[[ SOURCE DATA, beginning ]]

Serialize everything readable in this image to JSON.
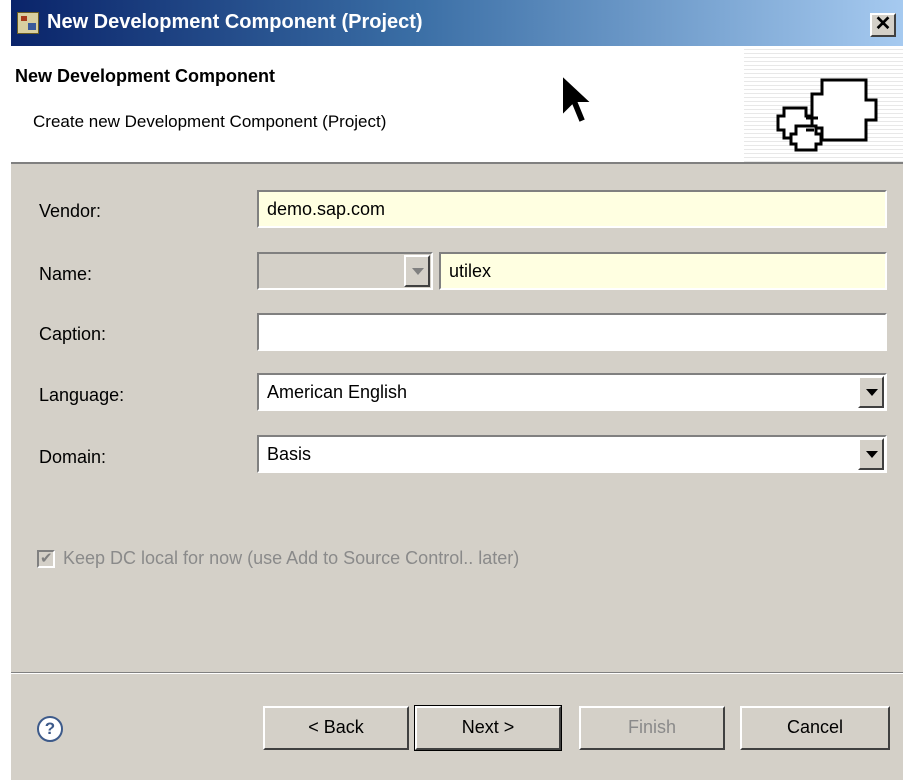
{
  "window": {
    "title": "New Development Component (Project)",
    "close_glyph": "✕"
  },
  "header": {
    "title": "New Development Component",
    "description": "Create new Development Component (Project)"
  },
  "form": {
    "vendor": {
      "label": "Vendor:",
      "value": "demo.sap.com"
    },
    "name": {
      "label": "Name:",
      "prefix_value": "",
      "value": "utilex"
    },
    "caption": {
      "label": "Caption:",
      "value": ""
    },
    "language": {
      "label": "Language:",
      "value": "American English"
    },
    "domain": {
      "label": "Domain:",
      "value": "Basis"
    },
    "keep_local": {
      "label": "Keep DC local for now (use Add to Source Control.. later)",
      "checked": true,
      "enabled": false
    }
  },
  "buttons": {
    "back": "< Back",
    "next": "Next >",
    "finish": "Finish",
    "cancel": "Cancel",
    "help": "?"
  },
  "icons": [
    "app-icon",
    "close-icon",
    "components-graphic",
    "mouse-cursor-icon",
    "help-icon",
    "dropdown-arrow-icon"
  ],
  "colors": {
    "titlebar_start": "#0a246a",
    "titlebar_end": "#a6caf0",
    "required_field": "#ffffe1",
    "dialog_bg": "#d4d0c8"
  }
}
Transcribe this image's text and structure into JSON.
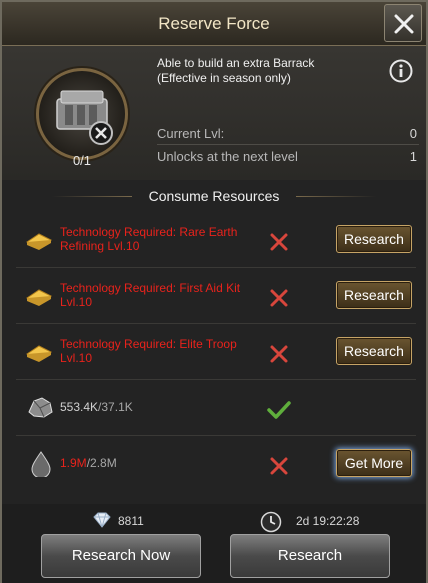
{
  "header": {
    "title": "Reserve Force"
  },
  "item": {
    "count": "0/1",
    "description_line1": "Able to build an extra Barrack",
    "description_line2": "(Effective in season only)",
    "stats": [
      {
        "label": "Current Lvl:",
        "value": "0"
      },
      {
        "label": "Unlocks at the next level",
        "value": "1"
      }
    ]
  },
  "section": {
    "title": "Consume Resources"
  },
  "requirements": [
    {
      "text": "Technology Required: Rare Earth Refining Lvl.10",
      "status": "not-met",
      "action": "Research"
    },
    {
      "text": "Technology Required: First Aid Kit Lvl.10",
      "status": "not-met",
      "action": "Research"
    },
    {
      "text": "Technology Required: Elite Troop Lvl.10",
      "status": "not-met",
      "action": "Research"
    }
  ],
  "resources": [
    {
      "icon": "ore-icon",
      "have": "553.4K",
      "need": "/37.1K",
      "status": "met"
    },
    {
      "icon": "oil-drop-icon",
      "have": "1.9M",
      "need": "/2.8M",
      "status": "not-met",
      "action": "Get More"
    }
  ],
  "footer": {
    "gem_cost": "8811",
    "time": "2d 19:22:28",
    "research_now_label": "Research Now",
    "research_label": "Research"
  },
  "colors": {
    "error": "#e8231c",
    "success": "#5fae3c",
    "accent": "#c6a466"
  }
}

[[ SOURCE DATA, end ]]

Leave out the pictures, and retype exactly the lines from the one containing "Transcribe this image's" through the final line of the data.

Transcribe this image's text and structure into JSON.
{
  "header": {
    "title": "Reserve Force"
  },
  "item": {
    "count": "0/1",
    "description_line1": "Able to build an extra Barrack",
    "description_line2": "(Effective in season only)",
    "stats": [
      {
        "label": "Current Lvl:",
        "value": "0"
      },
      {
        "label": "Unlocks at the next level",
        "value": "1"
      }
    ]
  },
  "section": {
    "title": "Consume Resources"
  },
  "requirements": [
    {
      "text": "Technology Required: Rare Earth Refining Lvl.10",
      "status": "not-met",
      "action": "Research"
    },
    {
      "text": "Technology Required: First Aid Kit Lvl.10",
      "status": "not-met",
      "action": "Research"
    },
    {
      "text": "Technology Required: Elite Troop Lvl.10",
      "status": "not-met",
      "action": "Research"
    }
  ],
  "resources": [
    {
      "icon": "ore-icon",
      "have": "553.4K",
      "need": "/37.1K",
      "status": "met"
    },
    {
      "icon": "oil-drop-icon",
      "have": "1.9M",
      "need": "/2.8M",
      "status": "not-met",
      "action": "Get More"
    }
  ],
  "footer": {
    "gem_cost": "8811",
    "time": "2d 19:22:28",
    "research_now_label": "Research Now",
    "research_label": "Research"
  },
  "colors": {
    "error": "#e8231c",
    "success": "#5fae3c",
    "accent": "#c6a466"
  }
}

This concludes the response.